Manufacturing destinations across the globe have had a tough time in the last few months and it’s still continuing. The global outbreak of COVID-19 left a trail of devastation in its wake, impacting all the apparel manufacturing and sourcing hubs, big and small, alike.
One such up-and-coming hub that holds a lot of promise is Cambodia. Nestled between Thailand and Vietnam – a dominant force in the world of apparel manufacturing and exports – Cambodia’s more than 800,000 people in a country of 16 million are employed in this industry, which coincidentally generates around 40 per cent of Cambodia’s economic output and 80 per cent of its exports.
However, the large-scale order cancellations by the global buyers did a lot of harm to Cambodia’s apparel sector, akin to what they did to other established players like China, Bangladesh and Vietnam, the repercussions of which, industry insiders feel will be felt in Cambodia for a long, long time to come.
“We only get paid when the clothes are delivered. We have zero income and zero cash flow now,” said Ken Loo, Secretary-General of the Garment Manufacturers Association in Cambodia, adding, “Buyers are not following the terms of the contract. How many companies do you think can last long with a cash flow of zero? Even the largest airlines in the world say they can go bankrupt without Government support. That is what we are facing.”
Around 500 garment manufacturing units will have to suspend operations soon, which is in addition to the 100 units that have already shut shops, Ken expressed apprehensions, if things don’t improve soon.
And for those that have work orders to act upon, availability of raw materials has also emerged as a big concern. Around 60 per cent of raw materials coming in from China, the months long disruption of work in China following the outbreak of the pandemic there, virtually disrupted the entire supply chain that had left garment manufacturing units in Cambodia in a limbo.
Business aspect aside, the livelihood of the garment workers is also at stake now! The saving grace is work has resumed in China and things might soon turn for good for Cambodia. But that does not seem to hold much promise for the workers, at least for now.
As per the Government’s mandate, most of the garment workers have to make do with US $ 70 monthly wages still, which is around one-third of the minimum wages.

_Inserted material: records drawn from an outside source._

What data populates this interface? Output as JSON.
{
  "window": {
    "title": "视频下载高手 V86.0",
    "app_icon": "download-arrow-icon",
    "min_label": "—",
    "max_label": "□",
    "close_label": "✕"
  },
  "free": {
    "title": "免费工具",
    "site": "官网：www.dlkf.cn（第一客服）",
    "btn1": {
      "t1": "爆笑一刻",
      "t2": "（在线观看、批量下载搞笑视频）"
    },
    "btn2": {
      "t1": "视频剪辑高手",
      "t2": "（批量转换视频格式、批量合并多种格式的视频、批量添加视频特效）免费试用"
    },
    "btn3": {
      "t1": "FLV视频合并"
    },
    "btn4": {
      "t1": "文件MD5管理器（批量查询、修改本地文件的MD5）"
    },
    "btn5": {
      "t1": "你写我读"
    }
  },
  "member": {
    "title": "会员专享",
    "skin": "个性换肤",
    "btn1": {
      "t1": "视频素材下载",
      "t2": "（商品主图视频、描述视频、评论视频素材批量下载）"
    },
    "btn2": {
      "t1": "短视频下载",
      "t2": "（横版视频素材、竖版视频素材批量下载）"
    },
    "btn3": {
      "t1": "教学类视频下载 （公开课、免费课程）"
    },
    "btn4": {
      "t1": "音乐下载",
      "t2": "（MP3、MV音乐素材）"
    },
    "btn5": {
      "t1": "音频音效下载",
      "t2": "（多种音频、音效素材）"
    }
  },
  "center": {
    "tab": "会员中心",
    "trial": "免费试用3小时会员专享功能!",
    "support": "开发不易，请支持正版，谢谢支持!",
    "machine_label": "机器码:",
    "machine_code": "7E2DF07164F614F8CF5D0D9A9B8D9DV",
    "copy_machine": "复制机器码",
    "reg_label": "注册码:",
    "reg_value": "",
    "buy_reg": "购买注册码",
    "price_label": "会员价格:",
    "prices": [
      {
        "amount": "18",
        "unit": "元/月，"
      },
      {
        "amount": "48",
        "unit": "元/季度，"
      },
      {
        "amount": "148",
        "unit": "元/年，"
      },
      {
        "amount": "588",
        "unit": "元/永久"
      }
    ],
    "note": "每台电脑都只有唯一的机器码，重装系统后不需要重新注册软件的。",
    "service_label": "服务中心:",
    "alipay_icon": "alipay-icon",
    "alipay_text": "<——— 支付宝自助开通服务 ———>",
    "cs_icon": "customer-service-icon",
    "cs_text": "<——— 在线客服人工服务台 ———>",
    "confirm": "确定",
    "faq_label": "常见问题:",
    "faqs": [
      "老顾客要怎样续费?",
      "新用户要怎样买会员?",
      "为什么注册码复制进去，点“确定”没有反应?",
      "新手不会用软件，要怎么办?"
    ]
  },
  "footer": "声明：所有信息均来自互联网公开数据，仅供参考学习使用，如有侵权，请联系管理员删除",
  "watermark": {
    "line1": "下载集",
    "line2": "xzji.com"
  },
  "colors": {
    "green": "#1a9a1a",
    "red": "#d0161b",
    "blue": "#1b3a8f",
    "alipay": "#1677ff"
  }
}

According to instructions issued by the Government on 7 April, workers from factories that temporarily suspend their production with authorisation will receive US $ 70 per month (US $ 40 from the Government and another US $ 30 from the employer) for 2 months, from 10 April 2020.
“I don’t have any savings… I don’t know what to do when I’m not working,” lamented a female garment worker who works for a factory that caters to some prominent retailers in the West.
Exacerbating the problems is work order cancellations by the buyers, felt groups like Human Rights Watch, which has called upon the buyers from across geographical locations to support workers in the major garment-producing nations such as Bangladesh, Myanmar and Cambodia.
As per Heng Sour, the spokesperson for the Cambodian Labour Ministry, around 130 footwear and apparel factories have already laid off around 100,000 workers. Now it has emerged that more than 2,000 garment workers further have been suspended from a factory in Svay Rieng province for 2 months, with the company saying it cut employees because the factory had received no orders from buyers amidst the COVID-19 economic downturn. Pum Sokunthy, Deputy President of the local chapter of the Collective Union of Movement of Workers, said You Li International (Cambodia) Garment in Bavet City suspended the workers from 1 May to 30 June.
The challenge for Cambodia could not have come at a more trying situation than when it is threatened with the withdrawal of trade privileges under the “Everything But Arms” scheme that gives them preferential access to the EU market for products other than weapons. As per reports, the EU plans to withdraw those advantages for Cambodia, which are worth about one-fifth of the billion euros (US $ 1.1 billion) of its exports to the bloc each year, because of concerns about its poor record in human and labour rights.
Meanwhile, amidst the reports of more and more garment workers being laid off from work, Meas Soksensan, the spokesman for the Ministry of Economy and Finance (MEF), said that the exact amount of expenditure for the unemployed has yet to be calculated.
“We are making new assessments and we will announce the results soon,” said Meas, adding that the MEF is ready to provide money upon request. “We have enough of a budget to solve the issue, so there is no need to worry. We will release it on time when requested.”
We hope that the Government and the stakeholders are able to find out a solution soon; else, it could be a case of too little, too late for the industry.